(Reuters) - Payment processor Heartland Payment Systems Inc HPY.N sees scope for growing its market share and margins at a time when the sluggish U.S. economy is expected to hurt its larger rivals.
The company, which competes with JPMorgan Chase’s (JPM.N) Chase Paymentech, KKR’s (KKR.N) First Data and Global Payments (GPN.N), caters mainly to small and mid-size merchants, who are doing better even as larger retail chains struggle with a cutback in consumer spending.
“Our business model allows us to make money at pricing levels that we think are challenging to some of our competitors,” said Heartland’s President Robert Baldwin in an interview with Reuters.
“We win some, they win some ... but we think we can take market share from them. Even modest moves in market share are very meaningful to us,” added Baldwin, whose responsibilities cover Heartland’s operations, administrative activities and internal controls.
While the weak U.S. market has forced payment processors to look abroad for growth opportunities and possible acquisitions, Baldwin said Heartland, which has operations in the United States and Canada, has no immediate plans of entering newer markets.
“There’s a ton of opportunity in the United States, and we want to focus on establishing a better share here.”
Heartland’s stock has grown 36 percent over the past one year, outperforming the broader S&P 1500 Data Processing & Outsources Services Sub-Industry Index .15GSPTKDP, which has risen 18 percent in the same period.
Stanford alumnus Baldwin, who served as Heartland’s chief financial officer for over a decade from 2000 to 2011, also said he sees the company’s margins growing over the next few quarters.
“We know we’ll achieve some more savings in the processing and servicing line because of the processing center consolidations that we still have under way, and the remainder is likely to come from our restraint in the G&A line item,” he said.
On a post-earnings call in August, the company said it hoped to complete its transition from 12 centers to 3 centers by mid-2012.
Heartland, which is expected to pass on benefits from lower debit interchange rules to its merchants, should also see better merchant retention in 2011 compared with last year, Baldwin said.
“Merchant retention has been trending better modestly over the last year, basically driven by the fact that we have fewer businesses going out of business,” he added.
On the proposed debit interchange rules, Baldwin said the company would see a lower cost from the reduced interchange, which it would pass on to its merchants, but it was too early to predict the exact outcome and benefits for the company.
Heartland Payment, which was the target of a massive cyber hacking attack in 2008, said issues from the data breach were largely behind them.

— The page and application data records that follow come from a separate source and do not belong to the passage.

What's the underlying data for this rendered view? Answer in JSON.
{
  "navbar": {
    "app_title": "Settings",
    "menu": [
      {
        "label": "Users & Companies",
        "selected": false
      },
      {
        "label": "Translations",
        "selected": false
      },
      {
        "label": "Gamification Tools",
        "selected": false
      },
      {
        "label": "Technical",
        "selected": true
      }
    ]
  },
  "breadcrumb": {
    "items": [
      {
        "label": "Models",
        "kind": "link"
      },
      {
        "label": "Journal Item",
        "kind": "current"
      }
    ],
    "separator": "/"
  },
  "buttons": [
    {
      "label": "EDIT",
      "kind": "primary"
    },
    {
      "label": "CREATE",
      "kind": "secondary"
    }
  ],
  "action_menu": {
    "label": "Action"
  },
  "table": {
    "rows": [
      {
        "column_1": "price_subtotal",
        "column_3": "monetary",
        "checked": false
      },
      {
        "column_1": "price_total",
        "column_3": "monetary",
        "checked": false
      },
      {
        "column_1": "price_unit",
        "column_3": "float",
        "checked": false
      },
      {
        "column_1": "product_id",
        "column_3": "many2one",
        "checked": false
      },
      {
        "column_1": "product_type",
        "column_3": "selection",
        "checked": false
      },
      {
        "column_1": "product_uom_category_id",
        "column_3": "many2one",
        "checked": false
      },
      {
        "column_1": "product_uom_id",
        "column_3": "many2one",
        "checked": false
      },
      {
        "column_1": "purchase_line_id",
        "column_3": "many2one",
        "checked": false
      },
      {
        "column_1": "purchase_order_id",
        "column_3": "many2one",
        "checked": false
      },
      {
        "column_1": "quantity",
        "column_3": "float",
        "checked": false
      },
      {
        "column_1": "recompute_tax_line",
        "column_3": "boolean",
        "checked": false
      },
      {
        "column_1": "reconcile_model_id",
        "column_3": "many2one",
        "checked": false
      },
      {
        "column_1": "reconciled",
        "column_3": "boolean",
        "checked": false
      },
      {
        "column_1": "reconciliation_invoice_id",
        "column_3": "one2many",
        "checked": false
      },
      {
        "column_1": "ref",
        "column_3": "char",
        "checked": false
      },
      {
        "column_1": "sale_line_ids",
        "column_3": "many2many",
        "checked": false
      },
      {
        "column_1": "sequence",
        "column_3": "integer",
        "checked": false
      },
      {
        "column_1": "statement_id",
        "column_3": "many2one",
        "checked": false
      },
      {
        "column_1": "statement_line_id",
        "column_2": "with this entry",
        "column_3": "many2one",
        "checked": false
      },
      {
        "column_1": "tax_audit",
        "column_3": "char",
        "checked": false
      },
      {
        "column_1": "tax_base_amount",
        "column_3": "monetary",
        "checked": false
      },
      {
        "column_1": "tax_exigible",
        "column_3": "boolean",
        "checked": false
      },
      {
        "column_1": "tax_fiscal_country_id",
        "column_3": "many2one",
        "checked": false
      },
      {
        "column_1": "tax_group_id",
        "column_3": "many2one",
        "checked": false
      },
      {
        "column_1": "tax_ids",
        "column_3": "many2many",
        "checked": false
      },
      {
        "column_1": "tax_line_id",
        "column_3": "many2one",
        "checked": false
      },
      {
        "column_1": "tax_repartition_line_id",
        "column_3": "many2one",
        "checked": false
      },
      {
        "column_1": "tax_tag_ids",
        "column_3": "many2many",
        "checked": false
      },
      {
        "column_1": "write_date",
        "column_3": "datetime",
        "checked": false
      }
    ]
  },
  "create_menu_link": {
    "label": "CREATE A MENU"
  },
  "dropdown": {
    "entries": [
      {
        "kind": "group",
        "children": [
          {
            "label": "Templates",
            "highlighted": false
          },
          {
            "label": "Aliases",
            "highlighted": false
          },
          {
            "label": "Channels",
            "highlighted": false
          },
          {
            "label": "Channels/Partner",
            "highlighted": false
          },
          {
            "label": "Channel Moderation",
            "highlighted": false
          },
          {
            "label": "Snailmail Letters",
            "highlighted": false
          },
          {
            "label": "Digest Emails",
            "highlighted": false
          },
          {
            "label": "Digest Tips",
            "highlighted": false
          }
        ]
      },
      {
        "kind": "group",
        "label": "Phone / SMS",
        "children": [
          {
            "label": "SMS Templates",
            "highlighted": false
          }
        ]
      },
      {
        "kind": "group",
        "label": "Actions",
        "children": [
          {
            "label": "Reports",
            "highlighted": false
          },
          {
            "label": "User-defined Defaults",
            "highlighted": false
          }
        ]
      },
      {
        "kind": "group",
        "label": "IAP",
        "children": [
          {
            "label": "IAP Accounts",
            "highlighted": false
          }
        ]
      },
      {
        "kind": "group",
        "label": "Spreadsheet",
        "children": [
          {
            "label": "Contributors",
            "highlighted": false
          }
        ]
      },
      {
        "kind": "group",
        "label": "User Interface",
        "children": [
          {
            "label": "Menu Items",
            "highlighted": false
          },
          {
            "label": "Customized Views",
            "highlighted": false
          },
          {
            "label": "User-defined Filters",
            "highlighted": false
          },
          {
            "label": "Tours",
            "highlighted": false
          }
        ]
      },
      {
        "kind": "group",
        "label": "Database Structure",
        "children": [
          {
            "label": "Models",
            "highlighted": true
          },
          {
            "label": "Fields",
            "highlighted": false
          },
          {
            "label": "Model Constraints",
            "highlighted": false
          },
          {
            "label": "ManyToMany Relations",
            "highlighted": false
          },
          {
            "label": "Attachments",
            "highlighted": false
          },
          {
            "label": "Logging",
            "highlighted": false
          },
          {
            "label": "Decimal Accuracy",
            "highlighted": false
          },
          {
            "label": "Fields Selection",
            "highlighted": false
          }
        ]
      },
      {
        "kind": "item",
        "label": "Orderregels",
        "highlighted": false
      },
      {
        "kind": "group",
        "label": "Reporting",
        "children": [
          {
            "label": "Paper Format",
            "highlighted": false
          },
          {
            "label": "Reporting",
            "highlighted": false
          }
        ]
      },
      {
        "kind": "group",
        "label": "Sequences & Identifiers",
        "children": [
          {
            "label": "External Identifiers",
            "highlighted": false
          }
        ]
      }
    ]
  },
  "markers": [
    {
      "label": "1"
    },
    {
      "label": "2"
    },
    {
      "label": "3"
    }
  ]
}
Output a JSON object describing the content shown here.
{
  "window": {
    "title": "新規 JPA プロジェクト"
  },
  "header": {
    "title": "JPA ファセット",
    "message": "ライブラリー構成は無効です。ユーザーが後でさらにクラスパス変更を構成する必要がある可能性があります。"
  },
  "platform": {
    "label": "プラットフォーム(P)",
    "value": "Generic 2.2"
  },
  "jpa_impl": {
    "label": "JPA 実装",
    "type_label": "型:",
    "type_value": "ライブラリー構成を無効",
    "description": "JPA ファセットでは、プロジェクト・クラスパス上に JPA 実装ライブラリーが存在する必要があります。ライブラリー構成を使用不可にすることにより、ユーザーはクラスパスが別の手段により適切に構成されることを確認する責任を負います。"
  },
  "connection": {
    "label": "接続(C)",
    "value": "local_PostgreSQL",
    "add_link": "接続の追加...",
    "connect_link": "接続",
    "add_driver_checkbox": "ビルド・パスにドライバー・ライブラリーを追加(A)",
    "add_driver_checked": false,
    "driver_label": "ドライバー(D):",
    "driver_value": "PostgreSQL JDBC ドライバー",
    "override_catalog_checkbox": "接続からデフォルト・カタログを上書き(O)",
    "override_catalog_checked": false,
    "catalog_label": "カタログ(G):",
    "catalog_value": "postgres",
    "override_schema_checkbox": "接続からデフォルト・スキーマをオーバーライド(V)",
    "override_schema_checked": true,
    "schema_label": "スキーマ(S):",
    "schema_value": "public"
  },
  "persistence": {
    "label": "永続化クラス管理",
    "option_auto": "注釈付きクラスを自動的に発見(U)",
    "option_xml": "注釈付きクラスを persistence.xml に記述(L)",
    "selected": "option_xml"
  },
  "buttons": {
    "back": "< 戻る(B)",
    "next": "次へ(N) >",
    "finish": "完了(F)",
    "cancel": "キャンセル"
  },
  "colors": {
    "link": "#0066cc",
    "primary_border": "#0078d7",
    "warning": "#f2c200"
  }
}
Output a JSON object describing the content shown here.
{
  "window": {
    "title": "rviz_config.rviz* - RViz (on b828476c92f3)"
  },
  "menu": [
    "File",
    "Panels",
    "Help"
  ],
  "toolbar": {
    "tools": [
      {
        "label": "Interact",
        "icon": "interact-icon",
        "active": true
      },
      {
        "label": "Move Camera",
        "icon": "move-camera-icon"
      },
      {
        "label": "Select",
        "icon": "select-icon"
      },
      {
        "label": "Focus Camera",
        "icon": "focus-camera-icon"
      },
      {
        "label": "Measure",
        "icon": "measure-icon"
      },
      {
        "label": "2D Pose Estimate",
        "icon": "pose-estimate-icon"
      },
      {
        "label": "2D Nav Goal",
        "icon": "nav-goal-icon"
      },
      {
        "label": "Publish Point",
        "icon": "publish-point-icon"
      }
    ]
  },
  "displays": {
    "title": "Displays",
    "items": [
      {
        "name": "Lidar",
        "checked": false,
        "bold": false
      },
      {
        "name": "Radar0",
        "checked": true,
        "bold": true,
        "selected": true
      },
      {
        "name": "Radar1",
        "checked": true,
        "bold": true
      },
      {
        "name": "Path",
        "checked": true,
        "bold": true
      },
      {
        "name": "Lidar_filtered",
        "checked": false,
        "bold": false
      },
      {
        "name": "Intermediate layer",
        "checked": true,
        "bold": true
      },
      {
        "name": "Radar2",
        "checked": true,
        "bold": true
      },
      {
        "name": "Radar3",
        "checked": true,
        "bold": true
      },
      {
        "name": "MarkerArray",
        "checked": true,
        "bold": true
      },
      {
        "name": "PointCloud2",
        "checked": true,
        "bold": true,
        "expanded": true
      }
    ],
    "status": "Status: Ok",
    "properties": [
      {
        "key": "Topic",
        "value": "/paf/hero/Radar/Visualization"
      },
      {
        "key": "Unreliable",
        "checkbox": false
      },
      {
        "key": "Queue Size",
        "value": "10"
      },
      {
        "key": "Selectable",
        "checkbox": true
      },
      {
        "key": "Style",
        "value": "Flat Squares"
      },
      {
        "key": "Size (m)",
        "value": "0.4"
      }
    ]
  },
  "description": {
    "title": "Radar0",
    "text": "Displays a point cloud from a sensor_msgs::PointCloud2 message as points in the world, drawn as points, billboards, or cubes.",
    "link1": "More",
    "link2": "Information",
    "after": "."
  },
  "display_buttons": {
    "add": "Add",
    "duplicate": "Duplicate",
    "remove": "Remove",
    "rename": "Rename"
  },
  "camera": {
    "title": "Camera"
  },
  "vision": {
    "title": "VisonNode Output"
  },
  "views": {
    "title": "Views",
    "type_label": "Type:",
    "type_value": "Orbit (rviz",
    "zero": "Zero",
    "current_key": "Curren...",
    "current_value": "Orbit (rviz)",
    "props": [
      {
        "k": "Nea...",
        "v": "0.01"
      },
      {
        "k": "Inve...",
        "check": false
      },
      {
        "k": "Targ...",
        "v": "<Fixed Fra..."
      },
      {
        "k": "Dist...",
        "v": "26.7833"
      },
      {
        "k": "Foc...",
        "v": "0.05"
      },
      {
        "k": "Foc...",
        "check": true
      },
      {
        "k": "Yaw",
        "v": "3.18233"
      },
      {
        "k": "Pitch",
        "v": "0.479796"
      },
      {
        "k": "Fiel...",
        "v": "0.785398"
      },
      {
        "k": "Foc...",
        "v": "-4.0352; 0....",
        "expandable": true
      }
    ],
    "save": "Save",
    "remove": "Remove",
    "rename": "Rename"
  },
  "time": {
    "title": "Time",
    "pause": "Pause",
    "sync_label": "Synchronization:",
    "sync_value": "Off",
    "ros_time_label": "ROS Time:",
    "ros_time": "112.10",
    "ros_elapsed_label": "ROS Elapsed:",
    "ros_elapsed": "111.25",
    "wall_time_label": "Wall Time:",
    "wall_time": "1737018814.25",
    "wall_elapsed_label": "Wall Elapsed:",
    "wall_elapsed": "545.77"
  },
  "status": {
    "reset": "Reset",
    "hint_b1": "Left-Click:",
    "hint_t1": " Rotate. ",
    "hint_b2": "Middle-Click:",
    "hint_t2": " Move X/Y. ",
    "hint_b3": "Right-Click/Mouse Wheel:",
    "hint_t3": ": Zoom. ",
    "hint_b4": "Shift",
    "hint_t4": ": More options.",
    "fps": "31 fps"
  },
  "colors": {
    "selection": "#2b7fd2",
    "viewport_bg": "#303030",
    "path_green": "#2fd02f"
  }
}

“It’s absolutely way (behind) in our rearview mirror and we feel very good about the future,” Baldwin said.
“There are some things that could reemerge in the future but right now they’re very very quiet.”
Reporting by Brenton Cordeiro in Bangalore; Editing by Saumyadeb Chakrabarty